- [MATERIAL FOR THIS EXERCISE]
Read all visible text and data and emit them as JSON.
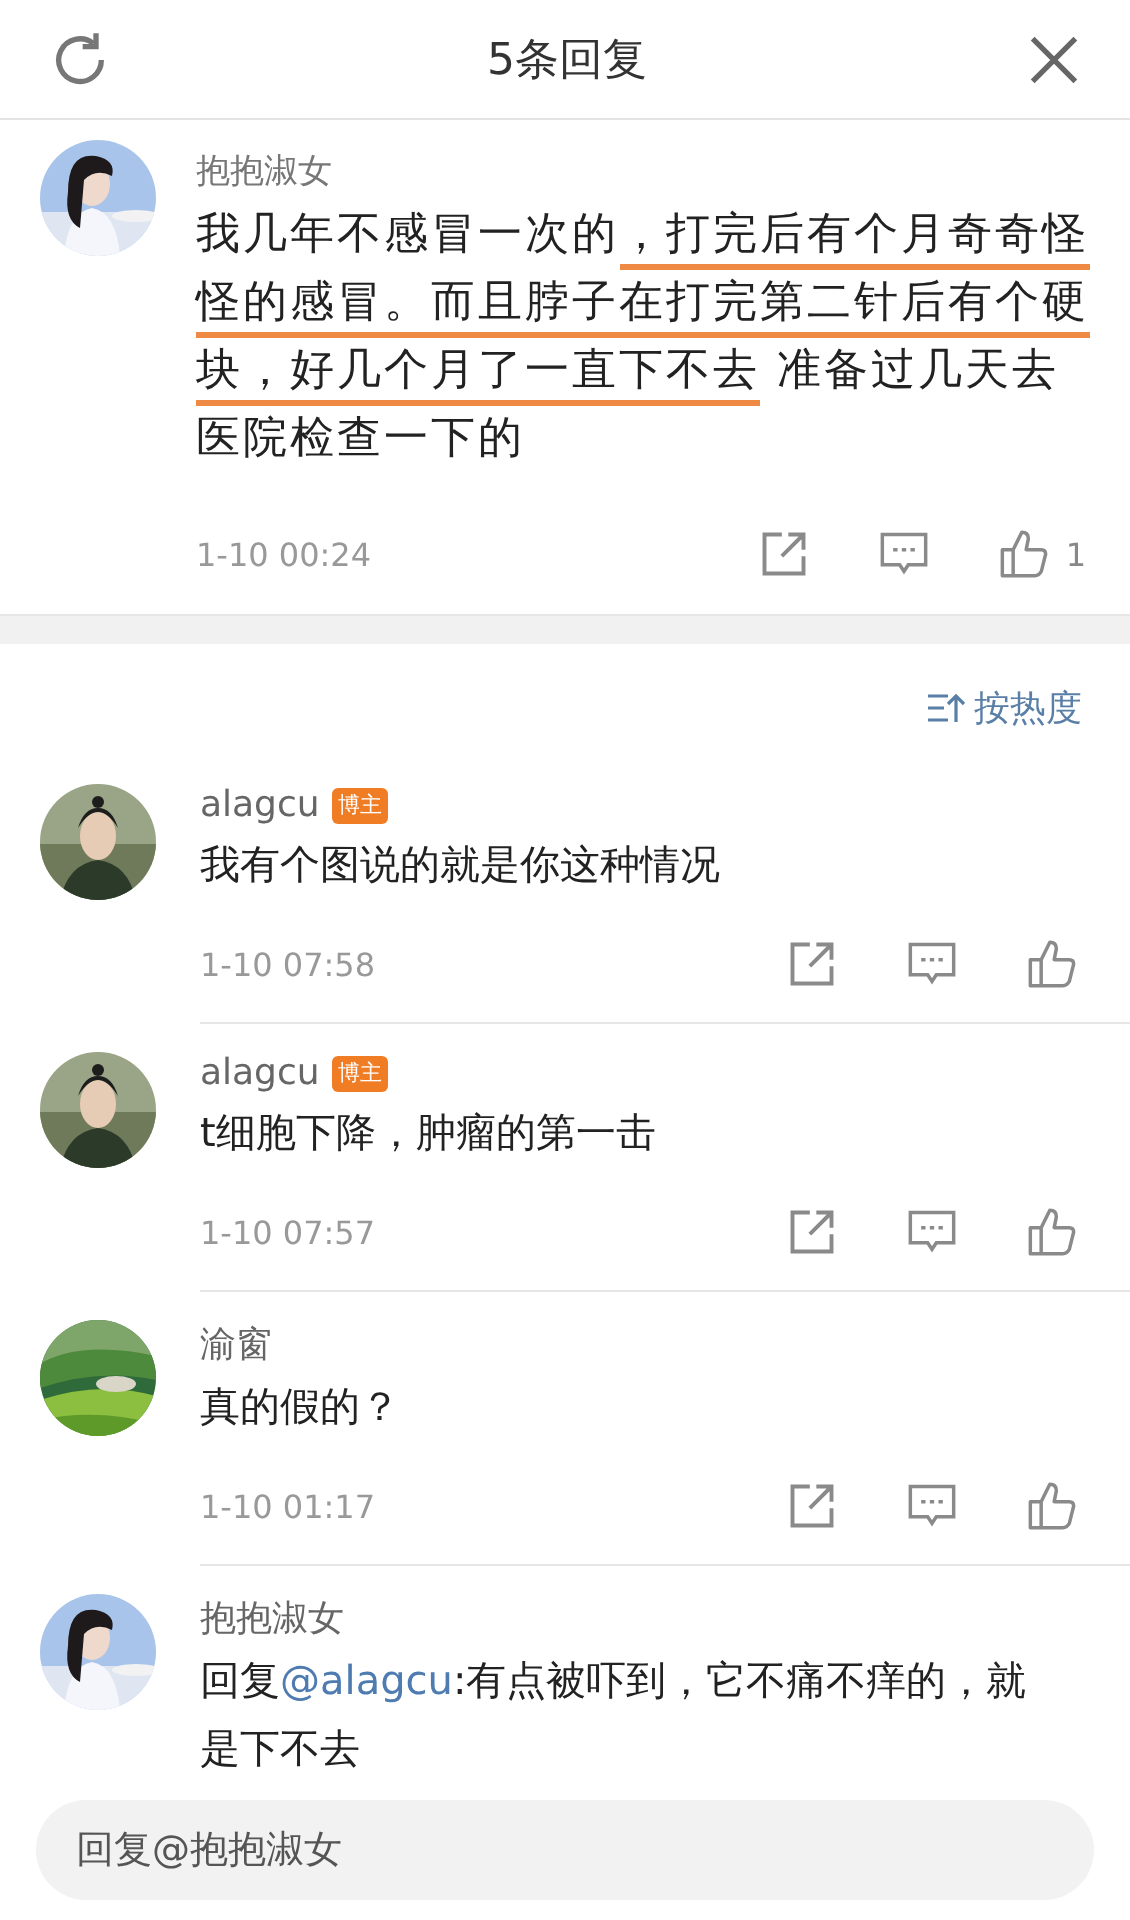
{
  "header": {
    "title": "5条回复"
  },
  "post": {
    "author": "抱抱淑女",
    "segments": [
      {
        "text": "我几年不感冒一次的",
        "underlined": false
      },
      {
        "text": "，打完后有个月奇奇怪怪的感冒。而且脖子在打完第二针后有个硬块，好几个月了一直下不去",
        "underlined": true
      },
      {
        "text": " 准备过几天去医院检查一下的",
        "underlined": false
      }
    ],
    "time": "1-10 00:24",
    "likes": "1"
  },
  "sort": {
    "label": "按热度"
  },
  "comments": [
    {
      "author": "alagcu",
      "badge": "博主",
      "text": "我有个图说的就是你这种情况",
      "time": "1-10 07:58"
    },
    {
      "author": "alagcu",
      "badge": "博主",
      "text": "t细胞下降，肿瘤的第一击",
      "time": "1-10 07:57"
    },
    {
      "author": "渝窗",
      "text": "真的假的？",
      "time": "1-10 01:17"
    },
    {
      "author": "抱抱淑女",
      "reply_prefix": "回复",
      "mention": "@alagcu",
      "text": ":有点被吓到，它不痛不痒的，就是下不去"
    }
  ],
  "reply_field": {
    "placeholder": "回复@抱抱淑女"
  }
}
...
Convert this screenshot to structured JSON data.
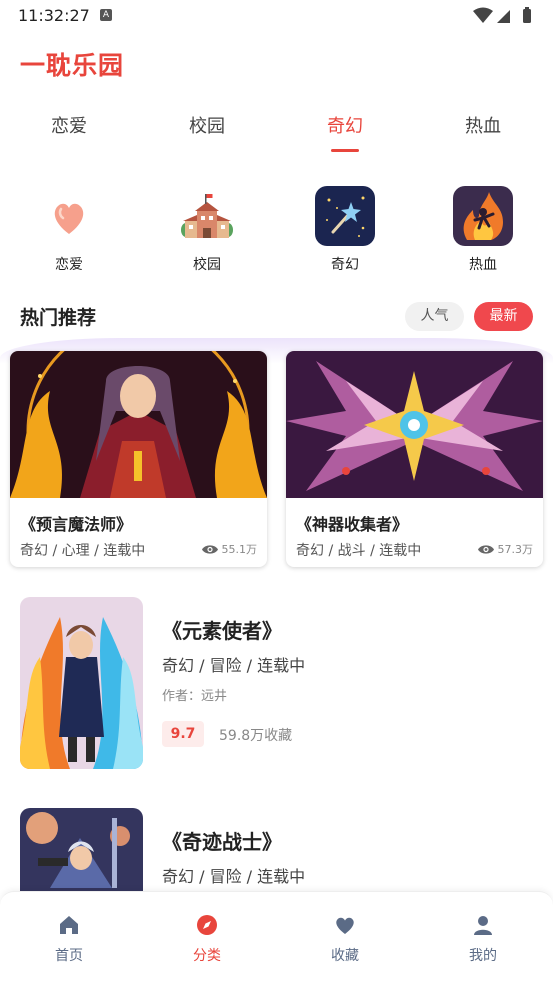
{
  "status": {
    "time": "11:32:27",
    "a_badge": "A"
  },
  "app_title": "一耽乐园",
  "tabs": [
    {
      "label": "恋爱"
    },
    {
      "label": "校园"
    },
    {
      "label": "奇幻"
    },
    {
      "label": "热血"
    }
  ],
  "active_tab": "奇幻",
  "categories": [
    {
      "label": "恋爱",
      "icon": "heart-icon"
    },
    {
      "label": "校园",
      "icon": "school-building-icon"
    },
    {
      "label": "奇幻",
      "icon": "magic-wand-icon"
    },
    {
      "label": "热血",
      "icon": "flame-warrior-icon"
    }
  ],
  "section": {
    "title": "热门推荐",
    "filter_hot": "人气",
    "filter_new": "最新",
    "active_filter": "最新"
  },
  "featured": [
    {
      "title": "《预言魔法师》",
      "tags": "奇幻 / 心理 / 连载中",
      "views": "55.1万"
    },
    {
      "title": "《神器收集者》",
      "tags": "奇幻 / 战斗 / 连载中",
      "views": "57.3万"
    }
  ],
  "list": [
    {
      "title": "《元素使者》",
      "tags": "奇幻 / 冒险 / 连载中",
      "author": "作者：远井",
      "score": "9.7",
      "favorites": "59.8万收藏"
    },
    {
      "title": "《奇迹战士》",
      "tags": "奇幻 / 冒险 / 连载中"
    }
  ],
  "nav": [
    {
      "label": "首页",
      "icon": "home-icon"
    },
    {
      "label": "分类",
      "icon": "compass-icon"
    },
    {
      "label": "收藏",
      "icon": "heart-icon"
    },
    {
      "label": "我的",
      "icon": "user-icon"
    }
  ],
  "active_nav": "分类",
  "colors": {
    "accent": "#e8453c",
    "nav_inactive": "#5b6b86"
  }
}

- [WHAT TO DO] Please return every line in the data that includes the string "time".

- [OUTPUT OF THE EXERCISE]
    "time": "1-10 00:24",
      "time": "1-10 07:58"
      "time": "1-10 07:57"
      "time": "1-10 01:17"
    "time": "11:32:27",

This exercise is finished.